Figure shows the stacked section from the base survey, before any water injection. The plot is enlarged to focus on the reservoir reflections at 2 km depth. Stacked reflection amplitudes are roughly proportional to the P impedance contrast at a reflector, as long as no anomalous AVO is present. Before waterflood, there are no lateral variations in stacked reflection character along the reservoir, except those due to the added noise. Figure shows the stacked section from the survey after one time step of waterflood injection. There is some slight dimming in the stacked reflection amplitude centered about the well locations at 2 and 3 km distance along the line. Figure shows the stacked section from the survey generated after two time steps of waterflood. The dimming in reflection character is more apparent than after the first waterflood, since the water invasion zone has expanded to a greater distance, thereby creating a larger zone of lowered P impedance contrast. Figure shows a close-up of the stacked data at reservoir depth, showing more clearly the dimming and lateral spread of stacked reflection amplitudes due to the diffusive waterflood.

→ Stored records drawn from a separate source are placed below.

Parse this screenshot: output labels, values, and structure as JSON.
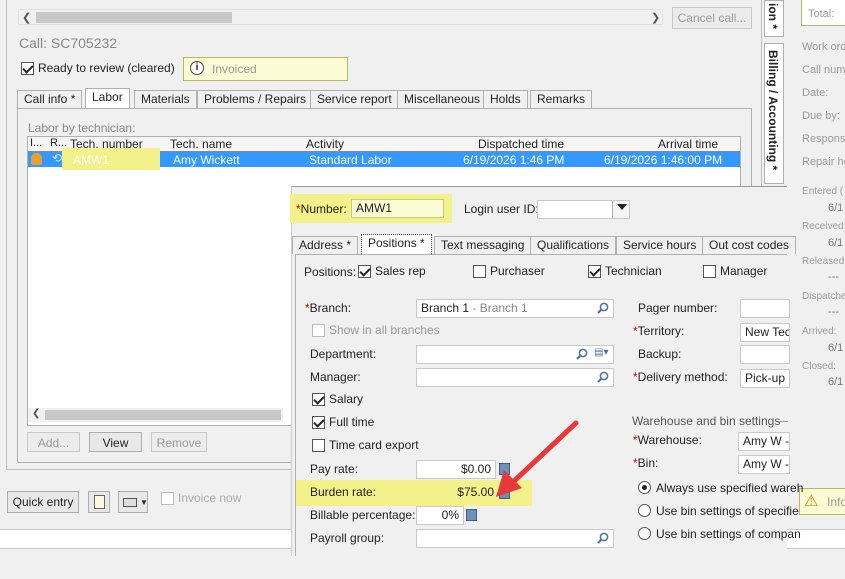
{
  "toolbar": {
    "cancel_call": "Cancel call..."
  },
  "call": {
    "title": "Call: SC705232",
    "ready_label": "Ready to review (cleared)",
    "status": "Invoiced"
  },
  "tabs": [
    "Call info *",
    "Labor",
    "Materials",
    "Problems / Repairs",
    "Service report",
    "Miscellaneous",
    "Holds",
    "Remarks"
  ],
  "labor": {
    "section_label": "Labor by technician:",
    "columns": [
      "I...",
      "R...",
      "Tech. number",
      "Tech. name",
      "Activity",
      "Dispatched time",
      "Arrival time"
    ],
    "row": {
      "tech_number": "AMW1",
      "tech_name": "Amy Wickett",
      "activity": "Standard Labor",
      "dispatched": "6/19/2026 1:46 PM",
      "arrival": "6/19/2026 1:46:00 PM"
    },
    "buttons": {
      "add": "Add...",
      "view": "View",
      "remove": "Remove"
    }
  },
  "bottom": {
    "quick_entry": "Quick entry",
    "invoice_now": "Invoice now"
  },
  "vertical_tabs": {
    "top": "ion *",
    "billing": "Billing / Accounting *"
  },
  "right_panel": {
    "total": "Total:",
    "fields": [
      "Work ord",
      "Call num",
      "Date:",
      "Due by:",
      "Respons",
      "Repair ho"
    ],
    "dates": [
      {
        "label": "Entered (",
        "value": "6/1"
      },
      {
        "label": "Received:",
        "value": "6/1"
      },
      {
        "label": "Released:",
        "value": "---"
      },
      {
        "label": "Dispatched",
        "value": "---"
      },
      {
        "label": "Arrived:",
        "value": "6/1"
      },
      {
        "label": "Closed:",
        "value": "6/1"
      }
    ],
    "info": "Info"
  },
  "tech": {
    "number_label": "Number:",
    "number_value": "AMW1",
    "login_label": "Login user ID:",
    "login_value": "",
    "subtabs": [
      "Address *",
      "Positions *",
      "Text messaging",
      "Qualifications",
      "Service hours",
      "Out cost codes"
    ],
    "positions_label": "Positions:",
    "positions": [
      {
        "label": "Sales rep",
        "checked": true
      },
      {
        "label": "Purchaser",
        "checked": false
      },
      {
        "label": "Technician",
        "checked": true
      },
      {
        "label": "Manager",
        "checked": false
      }
    ],
    "branch_label": "Branch:",
    "branch_value": "Branch 1",
    "branch_desc": "- Branch 1",
    "show_all_branches": "Show in all branches",
    "department_label": "Department:",
    "manager_label": "Manager:",
    "salary": "Salary",
    "full_time": "Full time",
    "time_card": "Time card export",
    "pay_rate_label": "Pay rate:",
    "pay_rate": "$0.00",
    "burden_rate_label": "Burden rate:",
    "burden_rate": "$75.00",
    "billable_label": "Billable percentage:",
    "billable": "0%",
    "payroll_label": "Payroll group:",
    "pager_label": "Pager number:",
    "territory_label": "Territory:",
    "territory_value": "New Tech",
    "backup_label": "Backup:",
    "delivery_label": "Delivery method:",
    "delivery_value": "Pick-up",
    "warehouse_section": "Warehouse and bin settings",
    "warehouse_label": "Warehouse:",
    "warehouse_value": "Amy W - A",
    "bin_label": "Bin:",
    "bin_value": "Amy W - A",
    "radio_options": [
      "Always use specified wareh",
      "Use bin settings of specifie",
      "Use bin settings of compan"
    ]
  }
}
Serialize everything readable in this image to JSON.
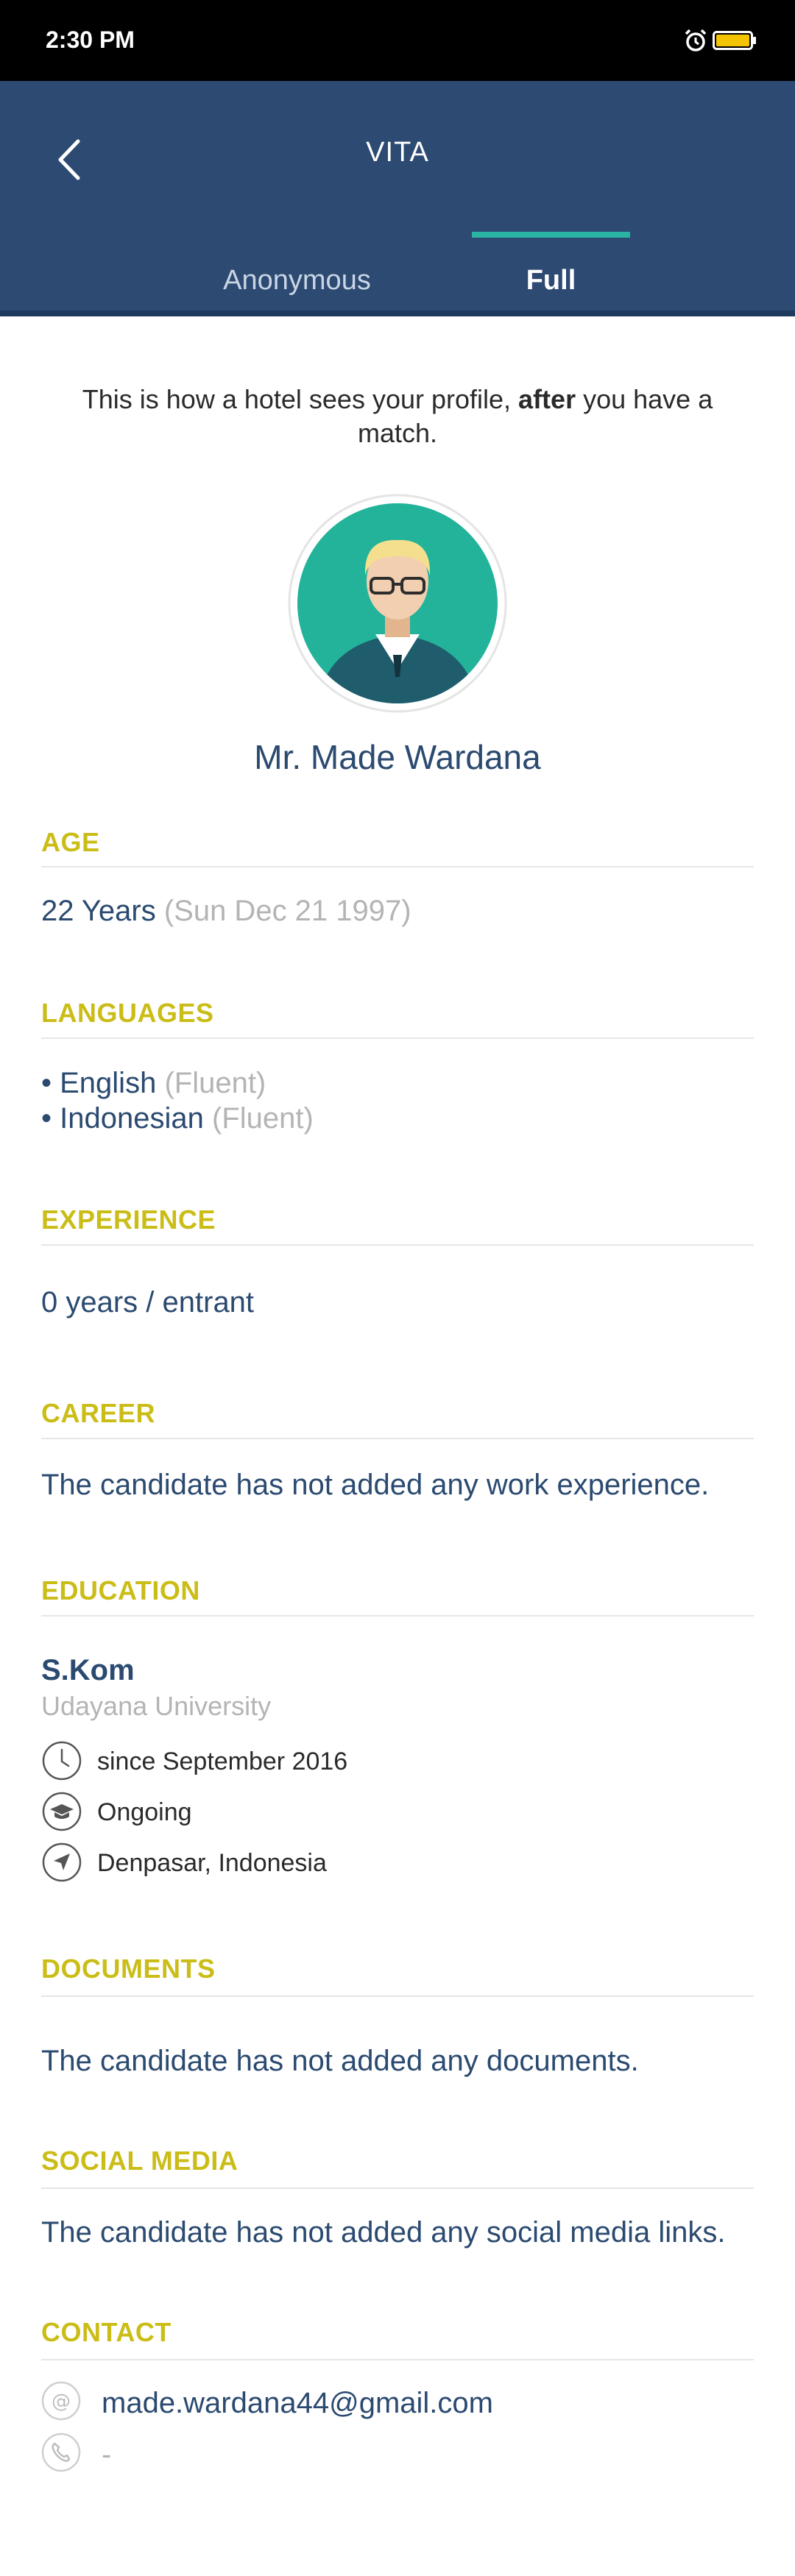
{
  "status_bar": {
    "time": "2:30 PM",
    "icons": [
      "alarm-icon",
      "battery-icon"
    ],
    "battery_color": "#f5c400"
  },
  "header": {
    "title": "VITA",
    "back_icon": "chevron-left-icon",
    "tabs": [
      {
        "label": "Anonymous",
        "active": false
      },
      {
        "label": "Full",
        "active": true
      }
    ],
    "colors": {
      "background": "#2d4a72",
      "tab_indicator": "#2bb3a3"
    }
  },
  "intro": {
    "before": "This is how a hotel sees your profile, ",
    "emphasis": "after",
    "after": " you have a match."
  },
  "profile": {
    "name": "Mr. Made Wardana",
    "avatar_icon": "avatar-icon"
  },
  "sections": {
    "age": {
      "title": "AGE",
      "value": "22 Years",
      "detail": "(Sun Dec 21 1997)"
    },
    "languages": {
      "title": "LANGUAGES",
      "items": [
        {
          "name": "• English",
          "level": "(Fluent)"
        },
        {
          "name": "• Indonesian",
          "level": "(Fluent)"
        }
      ]
    },
    "experience": {
      "title": "EXPERIENCE",
      "value": "0 years / entrant"
    },
    "career": {
      "title": "CAREER",
      "value": "The candidate has not added any work experience."
    },
    "education": {
      "title": "EDUCATION",
      "degree": "S.Kom",
      "school": "Udayana University",
      "since": "since September 2016",
      "status": "Ongoing",
      "location": "Denpasar, Indonesia"
    },
    "documents": {
      "title": "DOCUMENTS",
      "value": "The candidate has not added any documents."
    },
    "social_media": {
      "title": "SOCIAL MEDIA",
      "value": "The candidate has not added any social media links."
    },
    "contact": {
      "title": "CONTACT",
      "email": "made.wardana44@gmail.com",
      "phone": "-"
    }
  },
  "accent_colors": {
    "section_title": "#cbbd17",
    "text": "#2b4a70",
    "muted": "#b4b4b4"
  }
}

Figure shows the stacked difference section, obtained by subtracting the stacked pre-flood base section from the stacked waterflood section after one time step. The zones of water invasion are clearly evident in that they give rise to differential reflections, including diffusive diffraction tails at the diffuse edge of the water slug front. Figure shows the stacked difference section comparing the base pre-flood survey to the survey taken after two time steps of waterflood. The water invasion zone looks larger in spatial extent and therefore stronger in amplitude. Again, some diffuse diffractions are evident at the edge of the waterflood. We note that the stacked sections contain poor lateral resolution of the waterflood front because the stacked reflections are smeared laterally over a large Fresnel zone. Prestack wave-equation migration of the raw CMP data can collapse the Fresnel zone down to a spatial resolution on the order of a dominant seismic wavelength, i.e., from hundreds of meters unmigrated to tens of meters after migration.